*** Begin section ***

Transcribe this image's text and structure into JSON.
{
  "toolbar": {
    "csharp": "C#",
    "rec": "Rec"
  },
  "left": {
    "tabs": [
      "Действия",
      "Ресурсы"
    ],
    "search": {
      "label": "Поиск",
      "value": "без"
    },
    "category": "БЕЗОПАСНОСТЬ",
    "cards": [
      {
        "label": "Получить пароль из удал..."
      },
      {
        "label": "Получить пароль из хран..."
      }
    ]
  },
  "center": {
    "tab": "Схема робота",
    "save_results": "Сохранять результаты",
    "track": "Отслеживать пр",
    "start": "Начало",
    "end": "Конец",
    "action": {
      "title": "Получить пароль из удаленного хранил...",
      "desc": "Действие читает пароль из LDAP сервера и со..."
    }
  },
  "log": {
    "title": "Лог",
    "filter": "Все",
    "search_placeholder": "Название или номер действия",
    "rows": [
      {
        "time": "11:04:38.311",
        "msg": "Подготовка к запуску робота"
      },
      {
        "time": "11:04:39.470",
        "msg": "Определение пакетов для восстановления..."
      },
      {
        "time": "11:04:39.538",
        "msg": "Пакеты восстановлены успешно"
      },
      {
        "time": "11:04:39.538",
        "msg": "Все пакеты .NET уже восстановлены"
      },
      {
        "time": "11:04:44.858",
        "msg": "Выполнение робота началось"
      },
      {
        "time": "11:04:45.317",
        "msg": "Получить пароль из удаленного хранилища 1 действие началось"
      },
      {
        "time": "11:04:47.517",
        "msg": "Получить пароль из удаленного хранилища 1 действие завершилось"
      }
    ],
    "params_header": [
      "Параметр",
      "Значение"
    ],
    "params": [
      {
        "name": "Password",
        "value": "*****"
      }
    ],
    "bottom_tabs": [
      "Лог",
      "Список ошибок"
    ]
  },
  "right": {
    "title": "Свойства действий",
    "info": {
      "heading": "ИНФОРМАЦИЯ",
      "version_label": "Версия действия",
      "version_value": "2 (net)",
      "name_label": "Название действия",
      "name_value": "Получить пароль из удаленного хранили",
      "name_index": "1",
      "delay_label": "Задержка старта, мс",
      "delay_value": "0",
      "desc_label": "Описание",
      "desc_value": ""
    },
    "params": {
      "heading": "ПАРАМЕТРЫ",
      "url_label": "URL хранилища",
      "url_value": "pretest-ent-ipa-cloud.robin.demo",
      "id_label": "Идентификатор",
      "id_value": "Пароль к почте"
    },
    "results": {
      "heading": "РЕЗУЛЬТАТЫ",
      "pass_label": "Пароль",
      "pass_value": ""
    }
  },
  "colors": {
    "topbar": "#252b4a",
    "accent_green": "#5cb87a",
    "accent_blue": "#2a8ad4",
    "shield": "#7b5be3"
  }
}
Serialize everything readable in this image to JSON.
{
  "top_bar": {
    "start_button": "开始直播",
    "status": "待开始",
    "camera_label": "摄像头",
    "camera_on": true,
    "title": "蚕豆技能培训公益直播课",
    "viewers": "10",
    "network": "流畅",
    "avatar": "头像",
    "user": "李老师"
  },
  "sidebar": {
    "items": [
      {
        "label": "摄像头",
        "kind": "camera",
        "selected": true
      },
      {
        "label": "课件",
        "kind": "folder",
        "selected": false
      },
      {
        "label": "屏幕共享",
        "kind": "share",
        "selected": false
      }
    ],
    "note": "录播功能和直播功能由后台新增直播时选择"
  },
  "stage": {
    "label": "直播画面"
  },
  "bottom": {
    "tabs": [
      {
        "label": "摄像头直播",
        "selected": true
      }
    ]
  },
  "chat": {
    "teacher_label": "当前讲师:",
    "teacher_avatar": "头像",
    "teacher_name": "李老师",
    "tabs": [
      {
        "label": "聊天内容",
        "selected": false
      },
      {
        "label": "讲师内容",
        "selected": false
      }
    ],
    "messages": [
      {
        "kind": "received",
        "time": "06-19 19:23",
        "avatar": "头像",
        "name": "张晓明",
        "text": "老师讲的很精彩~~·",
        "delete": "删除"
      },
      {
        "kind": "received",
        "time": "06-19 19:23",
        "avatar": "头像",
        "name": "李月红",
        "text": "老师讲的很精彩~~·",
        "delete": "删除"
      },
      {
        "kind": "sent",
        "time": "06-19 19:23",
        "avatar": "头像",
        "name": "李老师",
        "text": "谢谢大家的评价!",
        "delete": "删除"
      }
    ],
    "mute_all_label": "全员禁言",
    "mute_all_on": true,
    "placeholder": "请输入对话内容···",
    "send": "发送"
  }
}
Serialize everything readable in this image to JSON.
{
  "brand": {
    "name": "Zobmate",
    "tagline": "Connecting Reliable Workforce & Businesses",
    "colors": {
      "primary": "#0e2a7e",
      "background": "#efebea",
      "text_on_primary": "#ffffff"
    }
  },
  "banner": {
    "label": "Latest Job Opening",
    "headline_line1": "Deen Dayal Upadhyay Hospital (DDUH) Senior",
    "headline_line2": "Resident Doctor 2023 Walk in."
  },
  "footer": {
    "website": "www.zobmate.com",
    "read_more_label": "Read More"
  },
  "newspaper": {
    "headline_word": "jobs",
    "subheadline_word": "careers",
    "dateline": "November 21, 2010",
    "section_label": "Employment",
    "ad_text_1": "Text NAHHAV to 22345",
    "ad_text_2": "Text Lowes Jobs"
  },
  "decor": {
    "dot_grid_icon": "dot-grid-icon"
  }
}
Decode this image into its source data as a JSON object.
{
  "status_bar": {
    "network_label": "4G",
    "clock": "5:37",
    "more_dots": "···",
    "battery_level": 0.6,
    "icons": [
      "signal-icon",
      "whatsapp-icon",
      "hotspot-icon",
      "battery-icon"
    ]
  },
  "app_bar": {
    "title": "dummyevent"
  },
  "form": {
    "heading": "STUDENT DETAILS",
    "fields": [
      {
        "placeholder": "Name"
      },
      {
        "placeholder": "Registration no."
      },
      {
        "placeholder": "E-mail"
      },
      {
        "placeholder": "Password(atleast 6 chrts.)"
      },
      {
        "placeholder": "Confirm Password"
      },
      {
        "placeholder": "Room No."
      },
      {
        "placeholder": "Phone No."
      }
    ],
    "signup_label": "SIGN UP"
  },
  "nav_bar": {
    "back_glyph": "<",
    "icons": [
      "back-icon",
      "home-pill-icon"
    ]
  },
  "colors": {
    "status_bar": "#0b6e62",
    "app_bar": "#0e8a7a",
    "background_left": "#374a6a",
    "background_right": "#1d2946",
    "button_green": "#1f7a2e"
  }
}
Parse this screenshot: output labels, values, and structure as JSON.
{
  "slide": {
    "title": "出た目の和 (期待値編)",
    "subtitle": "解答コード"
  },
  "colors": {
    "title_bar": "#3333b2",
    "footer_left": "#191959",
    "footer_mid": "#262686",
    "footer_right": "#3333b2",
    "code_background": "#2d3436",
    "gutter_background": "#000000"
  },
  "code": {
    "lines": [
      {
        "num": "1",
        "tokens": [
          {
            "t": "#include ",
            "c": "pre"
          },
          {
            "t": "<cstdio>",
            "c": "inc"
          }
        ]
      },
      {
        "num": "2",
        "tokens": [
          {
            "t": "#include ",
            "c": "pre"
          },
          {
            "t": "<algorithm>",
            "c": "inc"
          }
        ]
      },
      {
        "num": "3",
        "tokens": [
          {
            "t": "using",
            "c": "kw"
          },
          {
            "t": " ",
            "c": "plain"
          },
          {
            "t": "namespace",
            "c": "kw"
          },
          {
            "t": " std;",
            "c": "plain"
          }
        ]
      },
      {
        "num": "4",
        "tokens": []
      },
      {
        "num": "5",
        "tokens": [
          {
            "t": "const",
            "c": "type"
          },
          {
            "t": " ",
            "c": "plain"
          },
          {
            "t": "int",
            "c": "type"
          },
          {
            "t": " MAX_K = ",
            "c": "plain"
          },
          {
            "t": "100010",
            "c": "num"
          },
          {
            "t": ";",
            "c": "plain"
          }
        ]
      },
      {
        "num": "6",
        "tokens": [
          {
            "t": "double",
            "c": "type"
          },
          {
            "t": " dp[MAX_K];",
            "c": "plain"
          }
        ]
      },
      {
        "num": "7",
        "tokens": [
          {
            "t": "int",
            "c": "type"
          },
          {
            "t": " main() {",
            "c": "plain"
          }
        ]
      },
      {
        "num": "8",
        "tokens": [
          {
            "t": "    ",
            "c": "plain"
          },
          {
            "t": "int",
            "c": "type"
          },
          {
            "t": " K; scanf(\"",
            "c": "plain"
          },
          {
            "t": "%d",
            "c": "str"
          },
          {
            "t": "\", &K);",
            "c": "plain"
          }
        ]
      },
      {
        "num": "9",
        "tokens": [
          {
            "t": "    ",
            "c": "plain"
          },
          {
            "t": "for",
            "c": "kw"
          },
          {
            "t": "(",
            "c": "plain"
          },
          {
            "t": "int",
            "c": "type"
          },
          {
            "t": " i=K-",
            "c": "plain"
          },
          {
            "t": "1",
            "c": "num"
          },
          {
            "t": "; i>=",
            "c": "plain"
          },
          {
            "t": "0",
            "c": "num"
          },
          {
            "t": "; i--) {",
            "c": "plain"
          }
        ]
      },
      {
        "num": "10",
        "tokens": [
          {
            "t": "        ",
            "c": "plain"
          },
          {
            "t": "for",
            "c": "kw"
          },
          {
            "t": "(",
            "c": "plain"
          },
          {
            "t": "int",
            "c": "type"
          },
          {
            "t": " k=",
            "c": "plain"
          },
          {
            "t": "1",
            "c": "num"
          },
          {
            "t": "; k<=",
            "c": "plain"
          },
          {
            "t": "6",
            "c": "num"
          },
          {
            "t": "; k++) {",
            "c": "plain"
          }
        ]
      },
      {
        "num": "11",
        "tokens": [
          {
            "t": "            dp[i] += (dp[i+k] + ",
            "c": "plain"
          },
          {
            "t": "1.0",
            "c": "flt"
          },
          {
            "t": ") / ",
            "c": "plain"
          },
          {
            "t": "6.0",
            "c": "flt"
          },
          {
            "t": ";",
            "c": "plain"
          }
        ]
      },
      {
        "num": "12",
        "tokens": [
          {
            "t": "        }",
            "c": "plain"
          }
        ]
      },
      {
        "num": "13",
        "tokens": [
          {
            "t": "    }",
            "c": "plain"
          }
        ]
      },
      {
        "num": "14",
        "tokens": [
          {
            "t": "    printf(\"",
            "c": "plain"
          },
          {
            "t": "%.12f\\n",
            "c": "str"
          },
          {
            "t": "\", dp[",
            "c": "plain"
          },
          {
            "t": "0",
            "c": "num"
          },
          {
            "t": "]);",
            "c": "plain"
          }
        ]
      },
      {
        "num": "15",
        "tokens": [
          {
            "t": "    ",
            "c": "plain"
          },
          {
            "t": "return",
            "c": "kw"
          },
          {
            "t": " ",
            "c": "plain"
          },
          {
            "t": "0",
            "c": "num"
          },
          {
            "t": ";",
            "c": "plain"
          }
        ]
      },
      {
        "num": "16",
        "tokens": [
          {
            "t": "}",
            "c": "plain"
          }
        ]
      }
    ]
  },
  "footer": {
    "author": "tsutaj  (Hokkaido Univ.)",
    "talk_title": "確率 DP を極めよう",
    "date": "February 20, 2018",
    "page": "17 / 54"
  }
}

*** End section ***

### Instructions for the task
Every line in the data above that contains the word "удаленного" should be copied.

### Task answer
      "title": "Получить пароль из удаленного хранил...",
        "msg": "Получить пароль из удаленного хранилища 1 действие началось"
        "msg": "Получить пароль из удаленного хранилища 1 действие завершилось"
      "name_value": "Получить пароль из удаленного хранили",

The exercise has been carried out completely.